Start Date 14 March 2024
End Date 27 October 2024
Venue Kensington Palace
Location London,England
Curator Dr Mishka Sinha
Mannequin of a royal dress in lilac
Mannequin of an orange and blue apron

A new exhibition at Kensington Palace, uncovering the forgotten stories of those who worked at the royal palaces over 300 years ago. They were at the centre of royal life, but little is known about the servants and courtiers who ran royal palaces for centuries. From pages to cooks, from wetnurses to seamstresses, a host of workers managed life at Court and used their skills and expertise to look after the royal family and their homes.
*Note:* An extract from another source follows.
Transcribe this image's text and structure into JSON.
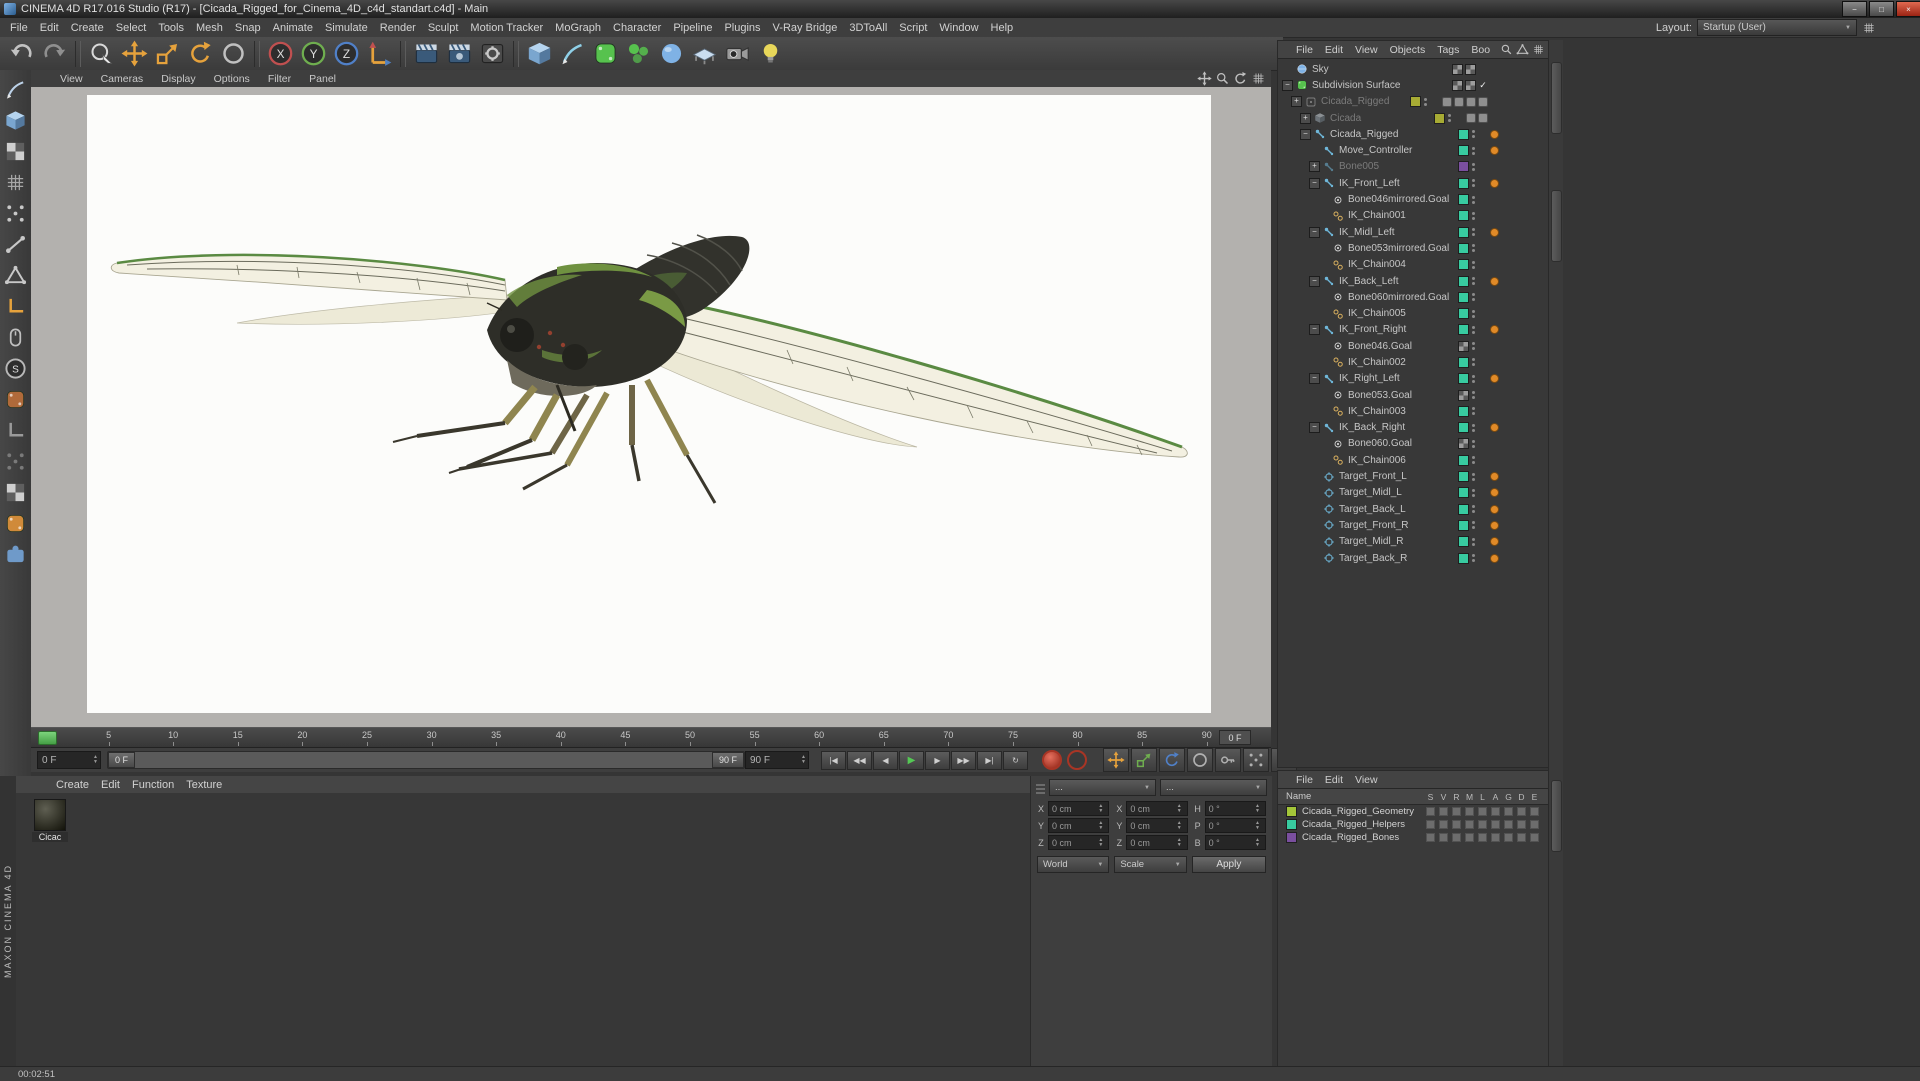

Now, for the first time, the lives and contribution of these forgotten figures will be explored in a new exhibition.

Untold Lives: A Palace at Work shines a spotlight on the overlooked people from all walks of life who worked tirelessly — often behind-the-scenes — to maintain, protect and promote the monarch and the royal palaces.

The exhibition reveals the breadth and diversity of the roles required to keep the palaces running. From the rat-killer, complete with his (or even her) own rat-embroidered uniform, to the ‘Groom of the Stool’, who was responsible for looking after the monarch on the toilet, the court was full of varied roles.

One such role was the ‘Keeper of Ice and Snow’, and one of its occupiers was a woman, Frances Talbot, whose story will be revealed for the first time. Talbot managed the royal icehouse at Hampton Court Palace in the 1770s, performing a physically demanding job, cutting ice so that palace guests could enjoy cold beverages, iced desserts and drinks all year round. Her role will be remembered with the first display of an ice saw in an exhibition at Kensington Palace.

The vital security role palace workers performed is also explored: on three separate occasions, servants and staff saved Kensington Palace from fire. Seemingly ordinary items including a fire bucket and an oil lantern will be on display, telling dramatic stories of salvage, and highlighting the people power that ensured the palace’s safety and survival.

The servants and palace staff who worked at Court came from a range of backgrounds and brought a huge variety of experience to the palaces. Some, like the Waterman William Timms, who served four monarchs over 46 years, chose to dedicate their lives to royal service.

However, the exhibition exposes the hierarchies and inequalities within the palaces of the time. For example, a young boy called Peter, found living alone in German woods was brought to Kensington Palace, and became famous as the subject of intense scientific and public interest, before being sent away. The exhibition also focuses on the unexpected origins and identities of some of these people, which have been uncovered by its curators during their research. In an age of great change in the form of colonial expansion, religious wars and a fledgling constitutional monarchy, new figures arrived at Court from all over the world. A range of portraits and objects explore the presence of Black and Asian royal servants and attendants at court. Among these figures was Abdullah, a wild cat keeper from India, and Mehmet von Könsigstreu, Keeper of the Privy Purse for King George I.


Images courtesy of Kensington Palace, London, UK,© Historic Royal Palaces.